Saying that online safety is now its customers' primary concern, Microsoft will offer McAfee virus scan and firewall products to U.S. customers of its upcoming MSN Premium broadband Internet subscription service.
The software giant said Friday that it sealed a deal with intrusion prevention provider Network Associates to include the company's McAfee VirusScan and Personal Firewall Plus products with the MSN Premium service due out later this year.
America Online has also enlisted Network Associates to provide the McAfee products to its customers and Yahoo, which offers broadband service in the U.K. with British Telecommunications under the BT Yahoo Broadband brand, has said that it plans to add antivirus and free firewall products to its service.
The added security measures are particularly important for broadband users, Microsoft said, who have an always-on connection and are vulnerable to viruses, worms, and Trojan horses transmitted through file sharing, Web site downloads, and instant messaging.
McAfee's VirusScan product is automatic antivirus software that detects potential threats and prevents them from infecting users' computers, whereas the firewall product acts as a barrier between a user's PC and the Internet.
U.S. customers of the upcoming MSN Premium service will receive both McAfee products as part of their subscription, Microsoft said. The company did not say whether the expanded security features would eventually be available to subscribers outside the U.S.
The move to bolster broadband customers' online security comes amid wider promises by the software maker to shore up its security efforts and on the heels of a wave of damaging worm and virus attacks that have heightened consumers' awareness of the threats.

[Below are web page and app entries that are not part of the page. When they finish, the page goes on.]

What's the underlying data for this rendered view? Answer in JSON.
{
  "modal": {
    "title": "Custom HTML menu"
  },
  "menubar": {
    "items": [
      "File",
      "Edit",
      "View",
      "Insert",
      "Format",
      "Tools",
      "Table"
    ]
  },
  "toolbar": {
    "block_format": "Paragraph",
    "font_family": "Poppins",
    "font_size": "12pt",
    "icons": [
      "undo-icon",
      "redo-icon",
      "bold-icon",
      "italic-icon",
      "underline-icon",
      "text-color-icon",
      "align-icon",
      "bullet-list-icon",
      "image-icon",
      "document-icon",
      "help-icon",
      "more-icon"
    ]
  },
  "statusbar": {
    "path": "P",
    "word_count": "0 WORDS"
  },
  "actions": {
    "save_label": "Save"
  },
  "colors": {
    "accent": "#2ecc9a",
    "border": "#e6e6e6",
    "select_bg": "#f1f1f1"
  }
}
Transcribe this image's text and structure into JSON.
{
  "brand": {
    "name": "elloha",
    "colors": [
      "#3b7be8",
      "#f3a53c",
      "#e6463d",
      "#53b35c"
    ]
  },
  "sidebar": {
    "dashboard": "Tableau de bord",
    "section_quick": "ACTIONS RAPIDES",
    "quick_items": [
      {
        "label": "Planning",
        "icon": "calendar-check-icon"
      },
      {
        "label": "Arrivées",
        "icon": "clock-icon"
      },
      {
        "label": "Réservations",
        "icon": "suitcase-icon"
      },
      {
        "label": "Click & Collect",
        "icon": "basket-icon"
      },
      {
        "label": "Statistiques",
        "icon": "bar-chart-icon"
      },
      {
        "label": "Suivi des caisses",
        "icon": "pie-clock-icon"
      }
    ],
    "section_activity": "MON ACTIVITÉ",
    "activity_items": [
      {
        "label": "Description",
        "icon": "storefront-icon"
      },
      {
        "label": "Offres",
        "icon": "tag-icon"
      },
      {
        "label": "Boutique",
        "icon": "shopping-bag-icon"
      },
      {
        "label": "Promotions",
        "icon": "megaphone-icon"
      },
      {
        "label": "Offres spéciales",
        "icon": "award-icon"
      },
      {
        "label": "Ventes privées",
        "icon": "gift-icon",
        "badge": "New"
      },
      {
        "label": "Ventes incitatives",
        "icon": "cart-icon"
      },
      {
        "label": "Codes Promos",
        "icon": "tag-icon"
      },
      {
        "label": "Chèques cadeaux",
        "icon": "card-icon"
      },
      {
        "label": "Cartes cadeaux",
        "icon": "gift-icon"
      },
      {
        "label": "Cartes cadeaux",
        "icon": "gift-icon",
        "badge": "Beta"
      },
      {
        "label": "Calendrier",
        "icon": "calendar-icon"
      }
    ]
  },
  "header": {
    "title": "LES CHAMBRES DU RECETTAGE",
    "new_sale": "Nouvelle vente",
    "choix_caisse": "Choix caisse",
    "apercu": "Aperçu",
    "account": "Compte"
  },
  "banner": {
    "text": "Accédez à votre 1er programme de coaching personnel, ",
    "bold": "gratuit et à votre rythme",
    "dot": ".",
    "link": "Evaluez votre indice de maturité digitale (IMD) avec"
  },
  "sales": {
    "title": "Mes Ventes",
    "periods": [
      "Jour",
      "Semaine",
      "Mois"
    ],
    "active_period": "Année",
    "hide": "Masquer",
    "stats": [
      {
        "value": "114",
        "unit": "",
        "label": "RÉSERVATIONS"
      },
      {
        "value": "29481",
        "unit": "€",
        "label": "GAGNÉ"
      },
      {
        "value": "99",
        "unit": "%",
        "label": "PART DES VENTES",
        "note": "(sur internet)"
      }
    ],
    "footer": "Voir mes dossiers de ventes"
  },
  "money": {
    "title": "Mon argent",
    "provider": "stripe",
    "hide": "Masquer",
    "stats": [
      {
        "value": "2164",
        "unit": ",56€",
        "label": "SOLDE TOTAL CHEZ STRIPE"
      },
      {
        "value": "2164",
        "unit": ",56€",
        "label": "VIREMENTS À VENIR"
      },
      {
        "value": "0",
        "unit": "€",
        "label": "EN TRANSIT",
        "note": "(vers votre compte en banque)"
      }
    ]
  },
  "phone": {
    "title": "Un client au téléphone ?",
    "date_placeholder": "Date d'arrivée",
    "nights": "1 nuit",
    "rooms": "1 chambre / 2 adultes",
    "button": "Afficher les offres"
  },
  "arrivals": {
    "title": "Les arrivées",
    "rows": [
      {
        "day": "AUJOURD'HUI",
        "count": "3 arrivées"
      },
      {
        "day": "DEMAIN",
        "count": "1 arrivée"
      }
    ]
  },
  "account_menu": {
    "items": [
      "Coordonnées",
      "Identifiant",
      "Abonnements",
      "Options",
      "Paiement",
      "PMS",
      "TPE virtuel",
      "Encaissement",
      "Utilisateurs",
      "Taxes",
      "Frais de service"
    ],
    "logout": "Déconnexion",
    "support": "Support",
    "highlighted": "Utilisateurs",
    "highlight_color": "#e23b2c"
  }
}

"This collaboration between Microsoft and McAfee is welcome news because our research shows that home broadband connections are most susceptible to attacks," said DK Matai, chief executive of U.K. security company mi2g.
Helping Home Users
Matai said that most companies have antivirus tools in place but home users aren't as savvy at protecting their PCs. However, no matter how much money is put into bundling antivirus products with broadband services, the biggest problem is getting home users to download security patches to protect against potential threats, Matai said.
The "MSBlast" worm that circulated recently infected hundreds of thousands of machines even though a patch was available, he said.
Matai suggested incorporating an automatic patch download program for home users. For now, however, antivirus, and personal firewall products are a step in the right direction, he said.